The Temple of Yan Hui may not be as large and grandiose as the Temple of Confucius, but it has a tranquil beauty that makes it well worth a visit. The temple is a fifteen-minute walk from the exit of the Kong Mansion. You can stop off there before heading on to the Kong Forest.
Yan Hui was Confucius’s favorite disciple and protégé, and led a simple life of poverty. In the temple is the well that he drew water from when living in a “hovel” in a “shabby lane”. According to Confucius in Chapter 11 of Book 6 of the Analects, “while others would have been unable to endure such misery, Yan Hui never let it make any difference to his happiness.”
When Yan Hui died at the age of thirty-two, Confucius was absolutely devastated – probably even more so than when his own son Boyu passed away. In Chapter IX of Book 11 of The Analects, he famously laments: “Alas! Heaven is destroying me. Heaven is destroying me!” Some people were so shocked by the extent of his grief that they described it as excessive.

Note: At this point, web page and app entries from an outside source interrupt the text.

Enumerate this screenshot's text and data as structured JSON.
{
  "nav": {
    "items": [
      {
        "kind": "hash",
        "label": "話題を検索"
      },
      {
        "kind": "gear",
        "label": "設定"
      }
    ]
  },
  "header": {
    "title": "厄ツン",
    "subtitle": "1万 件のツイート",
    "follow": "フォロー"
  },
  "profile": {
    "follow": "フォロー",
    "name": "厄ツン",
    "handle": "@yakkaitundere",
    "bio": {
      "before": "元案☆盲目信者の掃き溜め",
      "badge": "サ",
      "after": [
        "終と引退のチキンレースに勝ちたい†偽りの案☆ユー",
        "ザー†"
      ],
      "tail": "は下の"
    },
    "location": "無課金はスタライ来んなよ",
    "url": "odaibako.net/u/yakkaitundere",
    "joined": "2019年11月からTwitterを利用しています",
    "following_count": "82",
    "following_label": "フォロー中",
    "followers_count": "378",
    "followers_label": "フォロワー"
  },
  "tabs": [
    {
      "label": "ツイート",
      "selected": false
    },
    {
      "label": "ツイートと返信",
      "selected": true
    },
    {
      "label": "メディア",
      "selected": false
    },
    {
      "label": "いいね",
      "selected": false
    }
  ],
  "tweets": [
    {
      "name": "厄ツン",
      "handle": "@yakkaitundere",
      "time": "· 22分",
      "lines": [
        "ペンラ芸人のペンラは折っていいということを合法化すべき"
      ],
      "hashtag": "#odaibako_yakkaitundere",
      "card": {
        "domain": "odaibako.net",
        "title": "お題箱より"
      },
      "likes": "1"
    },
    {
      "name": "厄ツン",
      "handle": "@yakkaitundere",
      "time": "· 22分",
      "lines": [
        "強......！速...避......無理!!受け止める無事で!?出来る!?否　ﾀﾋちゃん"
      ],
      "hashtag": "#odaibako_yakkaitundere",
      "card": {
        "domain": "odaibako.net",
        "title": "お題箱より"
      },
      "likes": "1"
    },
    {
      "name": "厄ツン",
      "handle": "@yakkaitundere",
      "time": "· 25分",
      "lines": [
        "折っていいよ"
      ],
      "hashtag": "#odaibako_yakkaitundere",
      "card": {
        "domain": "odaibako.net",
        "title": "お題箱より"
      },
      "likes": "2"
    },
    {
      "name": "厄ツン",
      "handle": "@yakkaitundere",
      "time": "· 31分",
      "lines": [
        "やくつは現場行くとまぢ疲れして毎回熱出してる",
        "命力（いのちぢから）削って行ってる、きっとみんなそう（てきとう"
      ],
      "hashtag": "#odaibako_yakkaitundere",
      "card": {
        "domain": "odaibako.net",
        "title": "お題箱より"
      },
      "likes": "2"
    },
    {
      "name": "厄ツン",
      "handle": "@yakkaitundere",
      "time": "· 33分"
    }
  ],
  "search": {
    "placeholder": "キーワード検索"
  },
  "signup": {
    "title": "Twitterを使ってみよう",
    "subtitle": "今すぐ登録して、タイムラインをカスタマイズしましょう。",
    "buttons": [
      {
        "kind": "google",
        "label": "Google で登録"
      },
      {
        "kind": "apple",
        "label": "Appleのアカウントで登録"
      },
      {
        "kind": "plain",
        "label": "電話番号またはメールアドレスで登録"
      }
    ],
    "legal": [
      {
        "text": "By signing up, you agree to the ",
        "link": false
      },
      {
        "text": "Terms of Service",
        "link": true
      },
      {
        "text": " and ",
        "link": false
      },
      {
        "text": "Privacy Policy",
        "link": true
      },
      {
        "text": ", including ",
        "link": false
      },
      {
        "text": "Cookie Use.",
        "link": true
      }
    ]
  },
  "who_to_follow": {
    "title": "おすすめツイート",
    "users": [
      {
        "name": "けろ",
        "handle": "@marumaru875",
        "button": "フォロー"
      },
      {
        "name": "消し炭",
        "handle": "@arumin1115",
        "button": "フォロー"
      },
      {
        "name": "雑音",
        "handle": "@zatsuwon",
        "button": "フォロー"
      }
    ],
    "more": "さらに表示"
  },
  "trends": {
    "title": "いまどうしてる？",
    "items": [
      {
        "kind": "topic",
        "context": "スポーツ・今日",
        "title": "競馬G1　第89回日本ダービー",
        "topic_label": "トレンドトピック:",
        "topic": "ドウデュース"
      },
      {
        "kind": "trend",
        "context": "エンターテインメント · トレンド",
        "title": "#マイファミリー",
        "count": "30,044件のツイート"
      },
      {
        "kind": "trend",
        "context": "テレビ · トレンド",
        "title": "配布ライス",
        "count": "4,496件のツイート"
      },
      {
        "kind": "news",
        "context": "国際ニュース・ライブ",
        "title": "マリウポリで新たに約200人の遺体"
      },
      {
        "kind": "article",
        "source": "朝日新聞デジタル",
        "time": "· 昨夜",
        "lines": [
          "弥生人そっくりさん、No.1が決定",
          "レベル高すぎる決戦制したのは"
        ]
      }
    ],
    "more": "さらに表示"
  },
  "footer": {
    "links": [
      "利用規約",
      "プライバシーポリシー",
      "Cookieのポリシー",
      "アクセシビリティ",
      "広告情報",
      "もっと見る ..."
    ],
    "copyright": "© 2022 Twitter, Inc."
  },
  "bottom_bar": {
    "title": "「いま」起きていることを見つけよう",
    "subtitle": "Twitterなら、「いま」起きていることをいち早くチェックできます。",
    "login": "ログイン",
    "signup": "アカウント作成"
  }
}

The Temple of Yan Hui was first built during the Yuan dynasty and reconstructed during the Ming dynasty. While its greatest highlight may very well be the stunning dragon head motif that adorns the ceiling of the main Fusheng Hall, the architecture and landscaping of the entire complex is so sublime that seems almost unfair to single it out.